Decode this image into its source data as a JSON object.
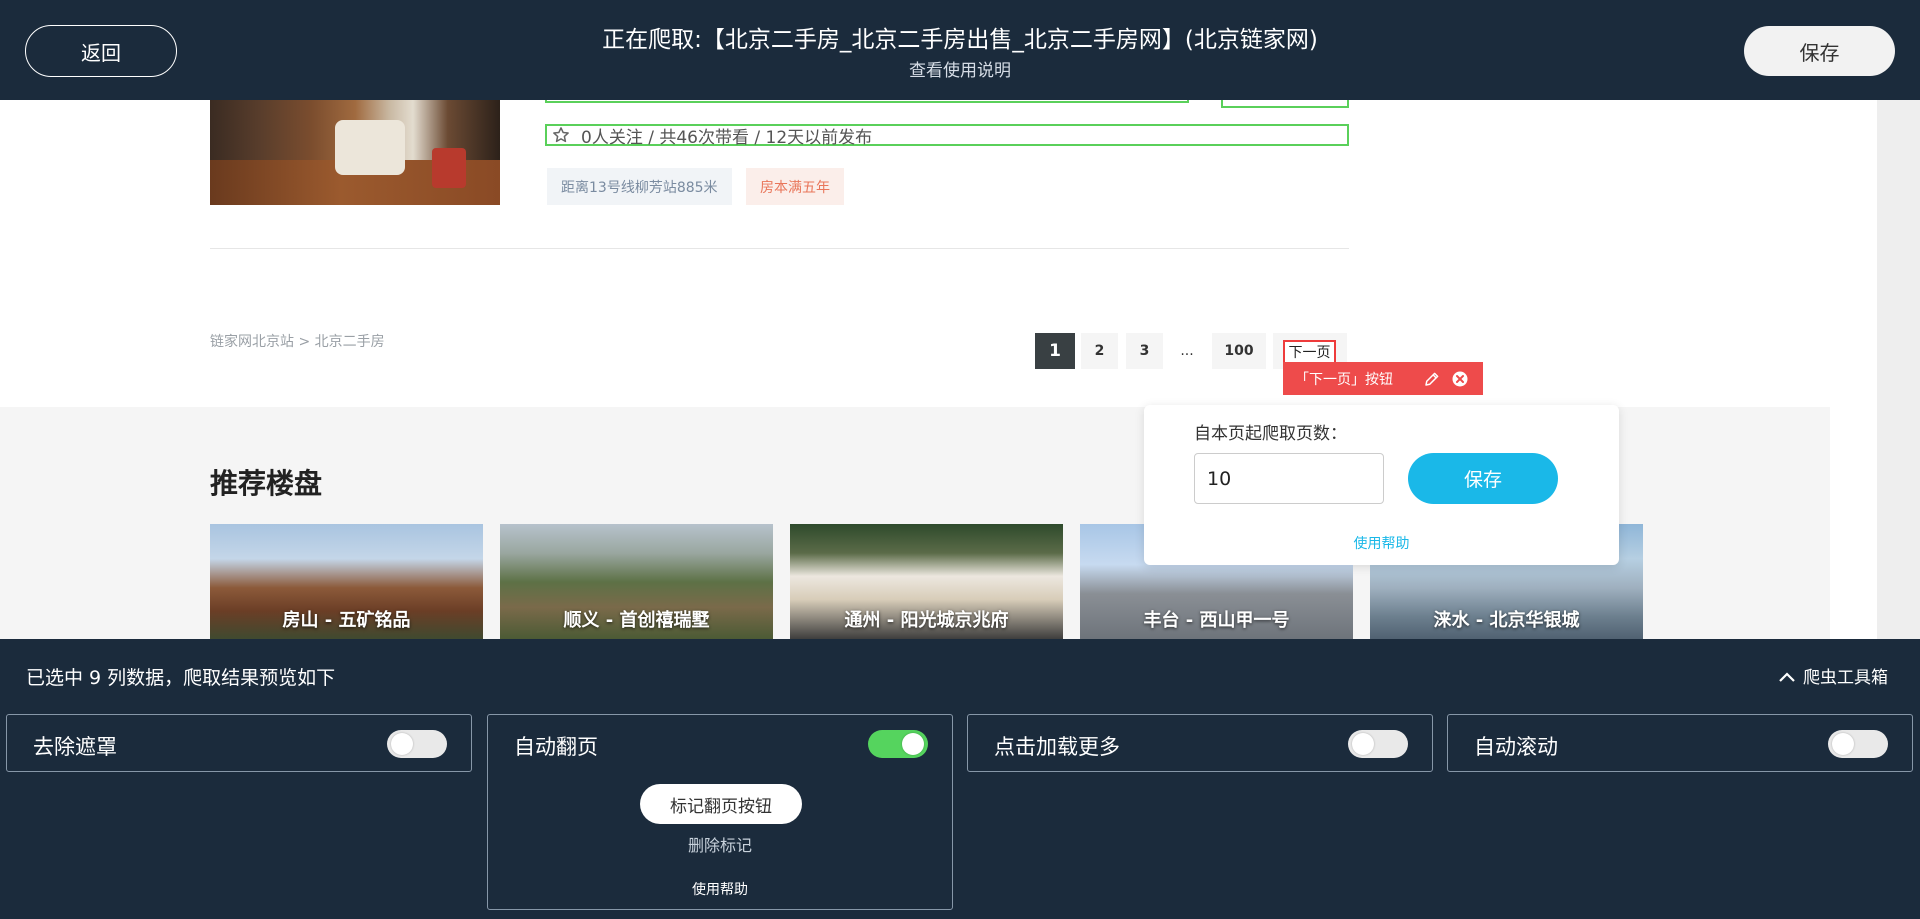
{
  "topbar": {
    "back_label": "返回",
    "title": "正在爬取:【北京二手房_北京二手房出售_北京二手房网】(北京链家网)",
    "help_link": "查看使用说明",
    "save_label": "保存"
  },
  "listing": {
    "follow_text": "0人关注 / 共46次带看 / 12天以前发布",
    "tags": [
      "距离13号线柳芳站885米",
      "房本满五年"
    ]
  },
  "breadcrumb": "链家网北京站 > 北京二手房",
  "pagination": {
    "pages": [
      "1",
      "2",
      "3",
      "...",
      "100"
    ],
    "current": "1",
    "next_label": "下一页",
    "next_marker_label": "「下一页」按钮"
  },
  "recommend": {
    "title": "推荐楼盘",
    "cards": [
      "房山 - 五矿铭品",
      "顺义 - 首创禧瑞墅",
      "通州 - 阳光城京兆府",
      "丰台 - 西山甲一号",
      "涞水 - 北京华银城"
    ]
  },
  "popup": {
    "label": "自本页起爬取页数：",
    "pages_value": "10",
    "save_label": "保存",
    "help_label": "使用帮助"
  },
  "toolbox": {
    "status": "已选中 9 列数据，爬取结果预览如下",
    "toggle_label": "爬虫工具箱",
    "panels": [
      {
        "title": "去除遮罩",
        "enabled": false
      },
      {
        "title": "自动翻页",
        "enabled": true,
        "mark_button": "标记翻页按钮",
        "delete_mark": "删除标记",
        "help": "使用帮助"
      },
      {
        "title": "点击加载更多",
        "enabled": false
      },
      {
        "title": "自动滚动",
        "enabled": false
      }
    ]
  },
  "colors": {
    "dark_bar": "#1b2b3c",
    "accent_blue": "#1ab8e8",
    "switch_on": "#55d45e",
    "select_green": "#5ad05a",
    "marker_red": "#ee4b4b"
  }
}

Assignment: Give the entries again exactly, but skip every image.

Written answer:
Decode this image into its source data as a JSON object.
{
  "topbar": {
    "back_label": "返回",
    "title": "正在爬取:【北京二手房_北京二手房出售_北京二手房网】(北京链家网)",
    "help_link": "查看使用说明",
    "save_label": "保存"
  },
  "listing": {
    "follow_text": "0人关注 / 共46次带看 / 12天以前发布",
    "tags": [
      "距离13号线柳芳站885米",
      "房本满五年"
    ]
  },
  "breadcrumb": "链家网北京站 > 北京二手房",
  "pagination": {
    "pages": [
      "1",
      "2",
      "3",
      "...",
      "100"
    ],
    "current": "1",
    "next_label": "下一页",
    "next_marker_label": "「下一页」按钮"
  },
  "recommend": {
    "title": "推荐楼盘",
    "cards": [
      "房山 - 五矿铭品",
      "顺义 - 首创禧瑞墅",
      "通州 - 阳光城京兆府",
      "丰台 - 西山甲一号",
      "涞水 - 北京华银城"
    ]
  },
  "popup": {
    "label": "自本页起爬取页数：",
    "pages_value": "10",
    "save_label": "保存",
    "help_label": "使用帮助"
  },
  "toolbox": {
    "status": "已选中 9 列数据，爬取结果预览如下",
    "toggle_label": "爬虫工具箱",
    "panels": [
      {
        "title": "去除遮罩",
        "enabled": false
      },
      {
        "title": "自动翻页",
        "enabled": true,
        "mark_button": "标记翻页按钮",
        "delete_mark": "删除标记",
        "help": "使用帮助"
      },
      {
        "title": "点击加载更多",
        "enabled": false
      },
      {
        "title": "自动滚动",
        "enabled": false
      }
    ]
  },
  "colors": {
    "dark_bar": "#1b2b3c",
    "accent_blue": "#1ab8e8",
    "switch_on": "#55d45e",
    "select_green": "#5ad05a",
    "marker_red": "#ee4b4b"
  }
}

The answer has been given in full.